Since laying down the sword, Auron had taken to carving the likenesses of the aeons from the native Besaid lumber. Intended for the roadside shrines around the island, the carvings earned him no gil. However, Auron never cared for gil and the islanders were too happy to have a supposed legend in their midst to ever allow him to compensate them for use of the hut. They'd offer to put their beloved hero up in a palace, if he'd ever agree to let them build it.
There. That would be acceptable. Cleaning the sawdust from the figurine with a huff, he placed the horse gingerly in its place next to the three others like it on the mantel. Tool maintenance next. After that, Valefor. He pulled the waterstone near, sprinkling half a handful of water over it so that red surface of the brick glistened. Auron paused, chisel aloft. The sun had filtered in through the fabric door just enough. He could see his face reflected, in the thin film of still water. He frowned.
What would the obedient, devout young monk think of this old man? Or the hard-headed, devoted guardian? Was the lethargic, dulled gaze better suited to his face than his former tight-jawed scowl? Not that this face resembled much the visage of his younger days; on this calm island of few threats, he had let the sword-heaving muscles fall slack and had grown gaunt in all the wrong places. Grey dappled his dark hair at the temples now and became more noticeable with each day. He would have glared at his reflection if his eyes could conjure the intensity anymore –as it was, they sat shallow and muted, as appealing as two dried-up mud puddles. Ugly. He thrust the chisel at his waterstone, breaking the unwelcomed mirror into chaotic concentric circles. Diligently, he set to sharpening, scraping the blade across the stone which sent up a hoarse whining sound that had always made him grimace. The little grey trails left behind contrasted starkly with the clay-red stone.
Some things are made more useful by deconstruction.
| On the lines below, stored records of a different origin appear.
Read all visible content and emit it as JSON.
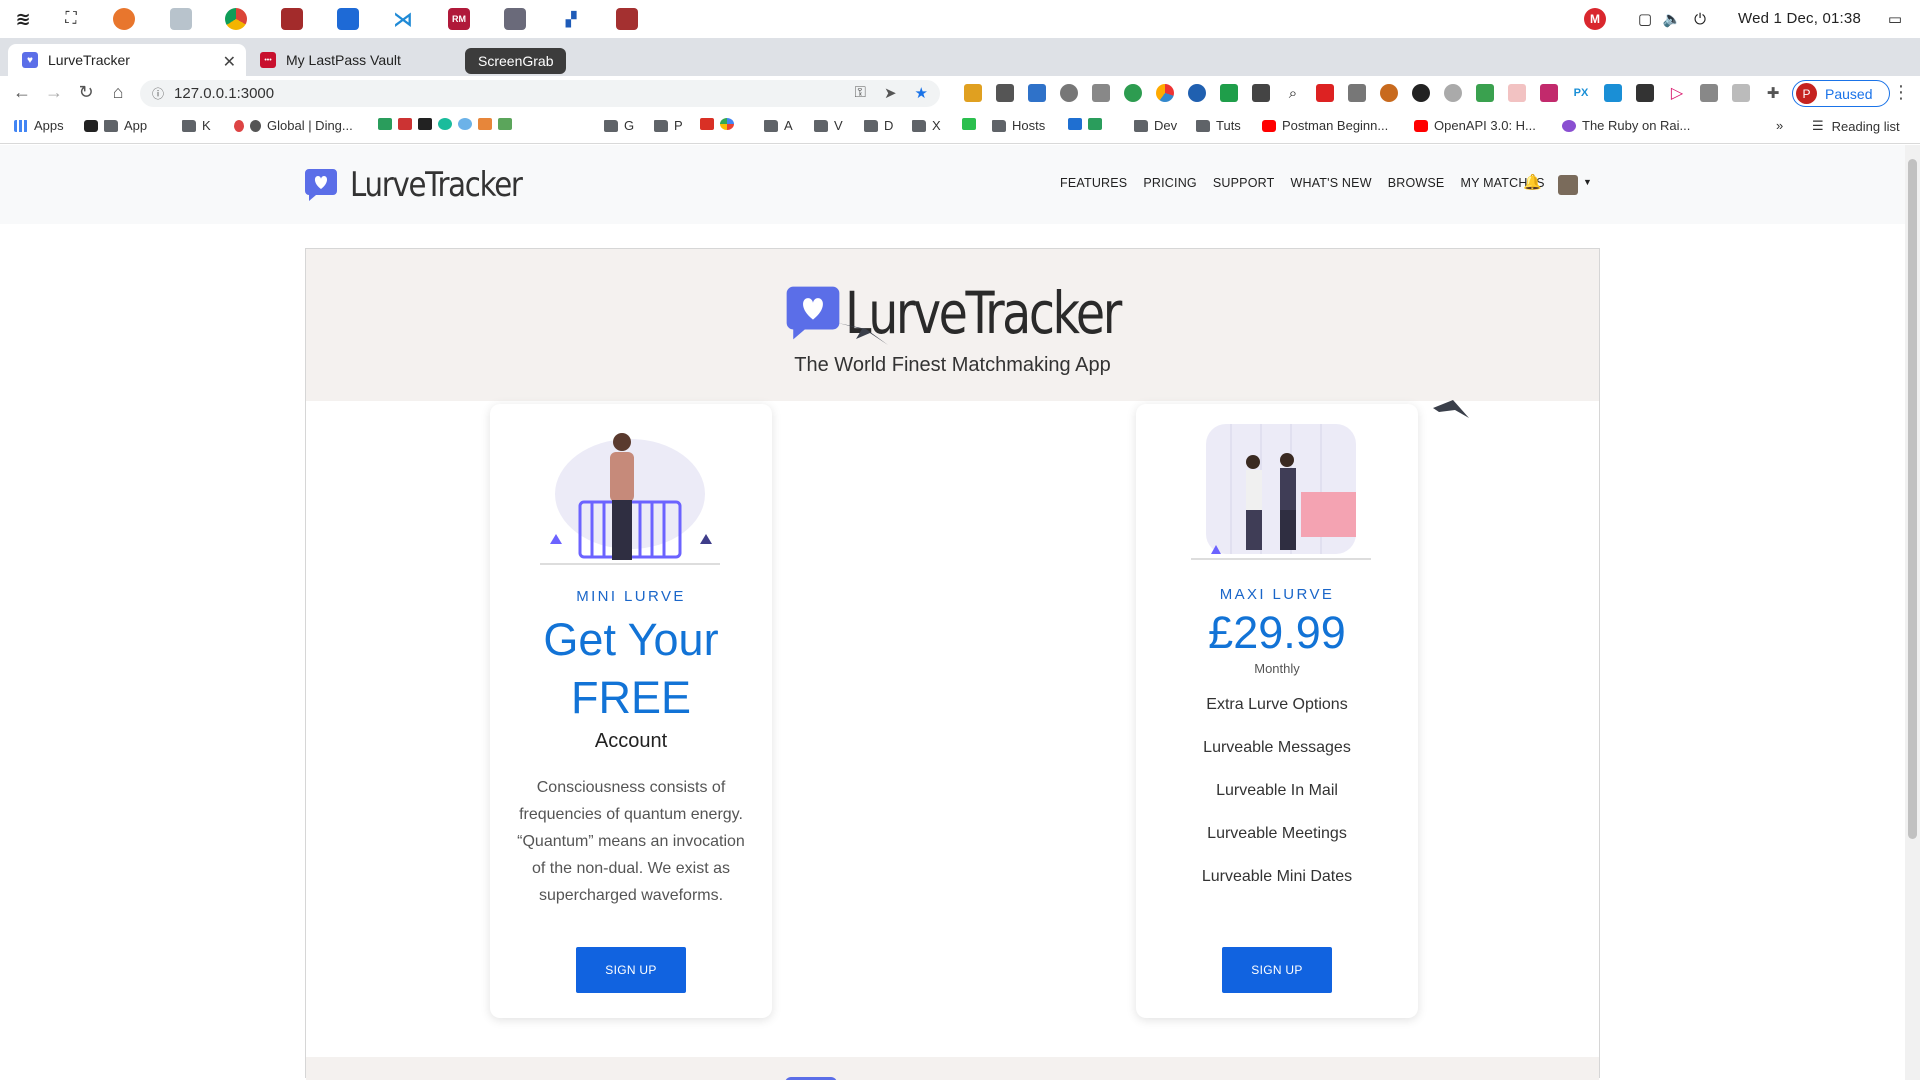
{
  "os": {
    "clock": "Wed 1 Dec, 01:38"
  },
  "browser": {
    "tabs": [
      {
        "title": "LurveTracker"
      },
      {
        "title": "My LastPass Vault"
      }
    ],
    "tooltip": "ScreenGrab",
    "url": "127.0.0.1:3000",
    "profile_status": "Paused",
    "profile_initial": "P",
    "bookmarks": [
      {
        "label": "Apps",
        "icon": "apps-grid-icon"
      },
      {
        "label": "App",
        "icon": "folder-icon"
      },
      {
        "label": "K",
        "icon": "folder-icon"
      },
      {
        "label": "Global | Ding...",
        "icon": "globe-icon"
      },
      {
        "label": "G",
        "icon": "folder-icon"
      },
      {
        "label": "P",
        "icon": "folder-icon"
      },
      {
        "label": "A",
        "icon": "folder-icon"
      },
      {
        "label": "V",
        "icon": "folder-icon"
      },
      {
        "label": "D",
        "icon": "folder-icon"
      },
      {
        "label": "X",
        "icon": "folder-icon"
      },
      {
        "label": "Hosts",
        "icon": "folder-icon"
      },
      {
        "label": "Dev",
        "icon": "folder-icon"
      },
      {
        "label": "Tuts",
        "icon": "folder-icon"
      },
      {
        "label": "Postman Beginn...",
        "icon": "youtube-icon"
      },
      {
        "label": "OpenAPI 3.0: H...",
        "icon": "youtube-icon"
      },
      {
        "label": "The Ruby on Rai...",
        "icon": "site-icon"
      }
    ],
    "reading_list": "Reading list"
  },
  "site": {
    "brand": "LurveTracker",
    "nav": [
      "FEATURES",
      "PRICING",
      "SUPPORT",
      "WHAT'S NEW",
      "BROWSE",
      "MY MATCHES"
    ],
    "hero": {
      "brand": "LurveTracker",
      "tagline": "The World Finest Matchmaking App"
    },
    "cards": {
      "mini": {
        "kicker": "MINI LURVE",
        "headline_1": "Get Your",
        "headline_2": "FREE",
        "subhead": "Account",
        "description": "Consciousness consists of frequencies of quantum energy. “Quantum” means an invocation of the non-dual. We exist as supercharged waveforms.",
        "cta": "SIGN UP"
      },
      "maxi": {
        "kicker": "MAXI LURVE",
        "price": "£29.99",
        "period": "Monthly",
        "features": [
          "Extra Lurve Options",
          "Lurveable Messages",
          "Lurveable In Mail",
          "Lurveable Meetings",
          "Lurveable Mini Dates"
        ],
        "cta": "SIGN UP"
      }
    }
  },
  "colors": {
    "accent": "#1273d6",
    "button": "#1163e0",
    "logo": "#5b6ee8",
    "hero_bg": "#f4f1ef"
  }
}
Startled at the sound of a frantic rustling and someone breathing hard behind him, his hand jerked and the wet edge of the blade went into his index finger as he glanced behind him. The obnoxious neighbor boy, son of a local fisherman, peered into the hut, pale copper hair damp on his forehead. Dammit. Seven or eight years ago Auron was a guardian and could not be caught unaware --anything more than a dead leaf falling a full three yards away would not have escaped notice. "Hey Sir Guardian, you making stuff?" Once Auron would have winced at the undeserved and obsolete titles, but he'd since grown complacent and the words since cheapened. "You should make us some swords someday. Or nun chucks," The boy continued breathlessly, "Anyway, I just come by to tell you that Lady Ginnem kicked the bucket and Lulu's back in town."
The boy left, loudly bringing the news to the next hut down, leaving the heavy cloth of the entrance to swing closed. Auron kept his eyes on the curtain for a while, noting every breeze that caused the thick weave to shudder, disregarding the stinging pain in his finger of which he had become dimly aware.
So the dead return.
A crumbling tremor of sorts seized his stomach and chest. Auron was a pessimist. As such, he had long accepted Lulu as gone the day he watched her boat leave until it winked out below the horizon of the sea. If not dead (Braska), then gone –unreachable (Jecht).
No. She was alive. And she’d returned.
Auron gazed at his hand. The laceration was not so serious, but it was deep and wide and not clotting. He would need to tend to it, eventually. The drops of blood that had fell from it had muddied the dirt floor in neat circles –like the first few raindrops at the beginning of a rainstorm.
He had thought about her, when she was gone. He had dreamt about her. In her absence, there was no need for shame. Now-- he was not certain.
Auron idly considered how one might gradually bleed to death through such an insignificant wound, with the body constantly regenerating itself. As slow as life? No. More likely to die of infection than blood loss with this one.
He couldn’t avoid her. Not on this tiny island, with its huts assembled in a cramped, communal fashion. With a furtive lift of a curtain, any given inhabitant might be able to see when one left their dwelling and easily discern to what manner of business they were attending.
He did not leave his hut that day.